Nitrogen fixation by leguminous plants presumably takes place when plants and mycorrhizal fungi work together. The mechanism used by plants to house rhizobial bacteria in special cells is the same as that used in their symbiosis with mycorrhizal fungi.
Leguminous plants live in symbiosis with rhizobial bacteria, which fix nitrogen from the air for the plant. Mycorrhizal fungi, which are also found in many other plants, extract nutrients from the soil for the host. Both rhizobia and mycorrhizae are absorbed by the plant cell in special tiny membrane compartments used by the plant to regulate symbiosis, postulates the group of Ton Bisseling. Their research has shown that the mechanisms used to form the compartments appear to be identical.

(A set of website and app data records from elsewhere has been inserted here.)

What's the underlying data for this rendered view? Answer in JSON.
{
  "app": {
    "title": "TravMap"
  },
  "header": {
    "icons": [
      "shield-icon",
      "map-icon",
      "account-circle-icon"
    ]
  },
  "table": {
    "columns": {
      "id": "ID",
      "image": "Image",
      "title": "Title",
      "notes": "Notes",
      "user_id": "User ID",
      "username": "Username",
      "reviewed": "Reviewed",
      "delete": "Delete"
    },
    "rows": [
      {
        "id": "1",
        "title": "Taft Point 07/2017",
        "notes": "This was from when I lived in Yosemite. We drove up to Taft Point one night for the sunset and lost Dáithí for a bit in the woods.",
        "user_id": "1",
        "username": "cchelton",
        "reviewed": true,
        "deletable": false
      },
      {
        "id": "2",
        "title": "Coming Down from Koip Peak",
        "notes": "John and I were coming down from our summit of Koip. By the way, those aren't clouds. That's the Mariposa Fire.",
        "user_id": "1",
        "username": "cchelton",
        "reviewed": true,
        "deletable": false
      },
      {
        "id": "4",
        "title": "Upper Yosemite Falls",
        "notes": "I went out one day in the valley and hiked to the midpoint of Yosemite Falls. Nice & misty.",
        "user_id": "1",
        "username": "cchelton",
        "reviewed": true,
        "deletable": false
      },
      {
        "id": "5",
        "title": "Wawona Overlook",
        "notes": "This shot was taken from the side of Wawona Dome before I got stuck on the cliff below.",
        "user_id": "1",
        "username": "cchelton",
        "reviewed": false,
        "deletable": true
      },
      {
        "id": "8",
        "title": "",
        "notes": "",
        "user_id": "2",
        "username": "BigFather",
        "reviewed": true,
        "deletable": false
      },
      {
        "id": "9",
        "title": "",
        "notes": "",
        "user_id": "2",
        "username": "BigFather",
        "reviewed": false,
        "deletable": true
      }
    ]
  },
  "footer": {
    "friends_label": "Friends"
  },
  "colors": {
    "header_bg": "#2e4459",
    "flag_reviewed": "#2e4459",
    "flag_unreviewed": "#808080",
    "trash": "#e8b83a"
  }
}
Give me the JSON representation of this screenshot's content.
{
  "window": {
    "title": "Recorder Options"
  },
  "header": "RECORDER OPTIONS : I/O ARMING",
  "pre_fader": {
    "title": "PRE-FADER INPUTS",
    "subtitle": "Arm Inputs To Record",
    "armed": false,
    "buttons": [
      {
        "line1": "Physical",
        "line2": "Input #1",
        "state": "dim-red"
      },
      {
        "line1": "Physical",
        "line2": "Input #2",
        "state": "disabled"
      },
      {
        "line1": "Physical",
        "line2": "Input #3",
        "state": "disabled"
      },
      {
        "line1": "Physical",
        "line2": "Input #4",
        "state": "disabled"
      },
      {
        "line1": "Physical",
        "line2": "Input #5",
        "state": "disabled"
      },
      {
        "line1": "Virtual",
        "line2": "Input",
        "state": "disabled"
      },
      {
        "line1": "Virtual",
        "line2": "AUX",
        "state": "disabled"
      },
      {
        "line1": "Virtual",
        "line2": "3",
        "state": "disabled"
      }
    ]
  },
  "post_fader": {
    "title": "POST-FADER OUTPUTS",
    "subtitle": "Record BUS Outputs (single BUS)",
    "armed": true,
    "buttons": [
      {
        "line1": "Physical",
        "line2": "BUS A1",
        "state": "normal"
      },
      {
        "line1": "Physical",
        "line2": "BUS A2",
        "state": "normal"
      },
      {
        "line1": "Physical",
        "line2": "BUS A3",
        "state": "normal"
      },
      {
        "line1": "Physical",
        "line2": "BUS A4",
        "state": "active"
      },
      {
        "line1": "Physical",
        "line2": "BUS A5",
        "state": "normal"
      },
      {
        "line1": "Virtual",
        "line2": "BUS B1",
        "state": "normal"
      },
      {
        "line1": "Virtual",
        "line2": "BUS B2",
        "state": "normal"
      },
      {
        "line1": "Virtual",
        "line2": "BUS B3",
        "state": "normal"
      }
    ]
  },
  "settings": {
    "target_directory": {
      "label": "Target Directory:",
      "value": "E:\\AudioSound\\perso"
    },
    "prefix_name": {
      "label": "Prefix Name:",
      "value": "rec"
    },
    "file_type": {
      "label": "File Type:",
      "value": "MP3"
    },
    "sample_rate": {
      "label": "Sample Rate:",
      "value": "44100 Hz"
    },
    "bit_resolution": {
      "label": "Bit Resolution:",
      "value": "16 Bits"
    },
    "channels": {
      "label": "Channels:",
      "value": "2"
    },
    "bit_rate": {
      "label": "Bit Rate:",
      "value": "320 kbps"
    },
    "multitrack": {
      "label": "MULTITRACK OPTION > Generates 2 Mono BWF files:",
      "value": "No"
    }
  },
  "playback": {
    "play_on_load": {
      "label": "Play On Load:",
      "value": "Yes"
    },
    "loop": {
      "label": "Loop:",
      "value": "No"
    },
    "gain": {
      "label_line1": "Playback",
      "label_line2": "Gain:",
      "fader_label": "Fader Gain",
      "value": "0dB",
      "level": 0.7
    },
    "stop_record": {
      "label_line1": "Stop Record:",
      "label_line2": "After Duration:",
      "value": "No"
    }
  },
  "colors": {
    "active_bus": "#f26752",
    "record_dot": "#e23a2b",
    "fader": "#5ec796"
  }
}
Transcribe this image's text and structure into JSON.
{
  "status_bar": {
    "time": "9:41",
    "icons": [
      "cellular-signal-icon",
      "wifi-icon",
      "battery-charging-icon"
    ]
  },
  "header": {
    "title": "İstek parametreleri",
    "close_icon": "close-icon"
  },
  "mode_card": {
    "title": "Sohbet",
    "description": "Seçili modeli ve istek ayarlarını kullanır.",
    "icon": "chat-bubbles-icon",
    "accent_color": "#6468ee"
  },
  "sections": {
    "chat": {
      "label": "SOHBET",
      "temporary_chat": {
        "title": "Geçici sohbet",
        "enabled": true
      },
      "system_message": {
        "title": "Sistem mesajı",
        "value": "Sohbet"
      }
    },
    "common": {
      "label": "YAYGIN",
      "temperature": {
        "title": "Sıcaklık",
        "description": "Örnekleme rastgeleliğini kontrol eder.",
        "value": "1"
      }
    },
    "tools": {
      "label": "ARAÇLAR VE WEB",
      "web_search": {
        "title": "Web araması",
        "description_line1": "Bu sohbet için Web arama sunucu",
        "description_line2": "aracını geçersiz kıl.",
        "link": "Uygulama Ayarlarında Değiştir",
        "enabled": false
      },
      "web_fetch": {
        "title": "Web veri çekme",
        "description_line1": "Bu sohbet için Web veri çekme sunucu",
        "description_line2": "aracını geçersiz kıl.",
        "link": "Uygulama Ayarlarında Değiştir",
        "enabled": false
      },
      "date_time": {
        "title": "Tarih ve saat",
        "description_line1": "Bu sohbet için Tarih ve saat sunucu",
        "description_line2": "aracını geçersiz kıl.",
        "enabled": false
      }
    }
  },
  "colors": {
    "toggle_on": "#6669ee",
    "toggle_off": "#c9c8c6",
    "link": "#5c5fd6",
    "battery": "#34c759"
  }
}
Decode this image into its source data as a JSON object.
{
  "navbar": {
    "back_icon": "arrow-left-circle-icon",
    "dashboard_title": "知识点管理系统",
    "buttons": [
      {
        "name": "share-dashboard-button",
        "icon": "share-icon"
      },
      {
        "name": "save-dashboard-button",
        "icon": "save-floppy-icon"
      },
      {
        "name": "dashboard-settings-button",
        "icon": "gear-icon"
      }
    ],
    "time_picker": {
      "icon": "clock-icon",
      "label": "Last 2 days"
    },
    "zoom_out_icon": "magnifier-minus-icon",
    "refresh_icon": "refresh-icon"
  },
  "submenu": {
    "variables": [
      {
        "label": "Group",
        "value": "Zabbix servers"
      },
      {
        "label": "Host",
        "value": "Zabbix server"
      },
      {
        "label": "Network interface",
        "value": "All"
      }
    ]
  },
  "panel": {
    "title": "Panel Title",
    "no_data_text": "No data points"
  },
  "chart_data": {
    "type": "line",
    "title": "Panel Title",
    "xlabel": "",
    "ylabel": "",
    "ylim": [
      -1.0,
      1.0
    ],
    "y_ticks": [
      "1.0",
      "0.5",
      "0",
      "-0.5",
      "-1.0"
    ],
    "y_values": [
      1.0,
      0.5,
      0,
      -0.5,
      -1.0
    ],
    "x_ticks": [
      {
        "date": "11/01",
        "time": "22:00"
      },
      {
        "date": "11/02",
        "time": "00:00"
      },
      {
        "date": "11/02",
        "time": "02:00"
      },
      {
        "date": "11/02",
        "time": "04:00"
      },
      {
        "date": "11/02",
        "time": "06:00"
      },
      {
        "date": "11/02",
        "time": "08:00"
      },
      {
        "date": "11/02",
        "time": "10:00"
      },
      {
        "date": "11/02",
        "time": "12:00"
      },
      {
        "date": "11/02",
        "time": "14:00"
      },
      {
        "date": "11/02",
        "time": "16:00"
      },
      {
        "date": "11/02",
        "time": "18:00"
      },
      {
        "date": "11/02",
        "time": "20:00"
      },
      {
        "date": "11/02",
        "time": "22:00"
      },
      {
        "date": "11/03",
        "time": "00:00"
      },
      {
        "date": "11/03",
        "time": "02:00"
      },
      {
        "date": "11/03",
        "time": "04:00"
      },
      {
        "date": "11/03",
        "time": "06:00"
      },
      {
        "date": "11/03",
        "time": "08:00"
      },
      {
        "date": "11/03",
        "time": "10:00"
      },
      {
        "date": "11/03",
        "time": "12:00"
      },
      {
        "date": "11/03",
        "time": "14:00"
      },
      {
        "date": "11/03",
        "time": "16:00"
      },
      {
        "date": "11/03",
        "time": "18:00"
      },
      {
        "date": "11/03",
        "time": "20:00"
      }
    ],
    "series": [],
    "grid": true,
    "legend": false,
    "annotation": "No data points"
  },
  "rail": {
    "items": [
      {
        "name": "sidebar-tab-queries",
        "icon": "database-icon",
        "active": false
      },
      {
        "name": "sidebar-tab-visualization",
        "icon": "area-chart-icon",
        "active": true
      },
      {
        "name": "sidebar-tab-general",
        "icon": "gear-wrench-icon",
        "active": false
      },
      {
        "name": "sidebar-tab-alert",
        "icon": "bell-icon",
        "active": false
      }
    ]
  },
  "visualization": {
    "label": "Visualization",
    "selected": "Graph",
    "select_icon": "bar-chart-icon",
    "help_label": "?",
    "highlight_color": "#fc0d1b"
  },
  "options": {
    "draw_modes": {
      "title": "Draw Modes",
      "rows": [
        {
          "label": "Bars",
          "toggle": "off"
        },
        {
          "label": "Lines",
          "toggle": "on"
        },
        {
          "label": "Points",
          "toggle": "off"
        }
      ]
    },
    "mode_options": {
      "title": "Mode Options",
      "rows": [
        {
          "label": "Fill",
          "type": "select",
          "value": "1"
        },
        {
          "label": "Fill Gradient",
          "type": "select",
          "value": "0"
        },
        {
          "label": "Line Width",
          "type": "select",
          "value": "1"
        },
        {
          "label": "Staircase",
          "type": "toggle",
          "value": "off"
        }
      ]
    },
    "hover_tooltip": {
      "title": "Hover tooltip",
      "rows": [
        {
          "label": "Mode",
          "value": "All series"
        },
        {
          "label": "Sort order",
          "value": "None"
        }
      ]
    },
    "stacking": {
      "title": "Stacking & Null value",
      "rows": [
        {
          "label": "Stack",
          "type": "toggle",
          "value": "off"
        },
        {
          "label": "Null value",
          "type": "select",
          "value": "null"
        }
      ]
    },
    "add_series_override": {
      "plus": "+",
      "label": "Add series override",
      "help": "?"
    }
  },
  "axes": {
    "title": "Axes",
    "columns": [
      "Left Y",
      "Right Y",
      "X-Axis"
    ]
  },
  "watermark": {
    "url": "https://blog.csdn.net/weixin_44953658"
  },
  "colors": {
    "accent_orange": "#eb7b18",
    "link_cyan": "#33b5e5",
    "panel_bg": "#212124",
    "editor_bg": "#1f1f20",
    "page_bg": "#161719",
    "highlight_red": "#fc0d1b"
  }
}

Therefore, many plants besides legumes have the mechanism within them to carry out symbiosis with rhizobial bacteria, conclude the molecular biologists. They now hope to apply the principle of nitrogen fixation in leguminous plants to all crops which live in symbiosis with mycorrhizial fungi. That could dispense with a great deal of artificial fertilizers.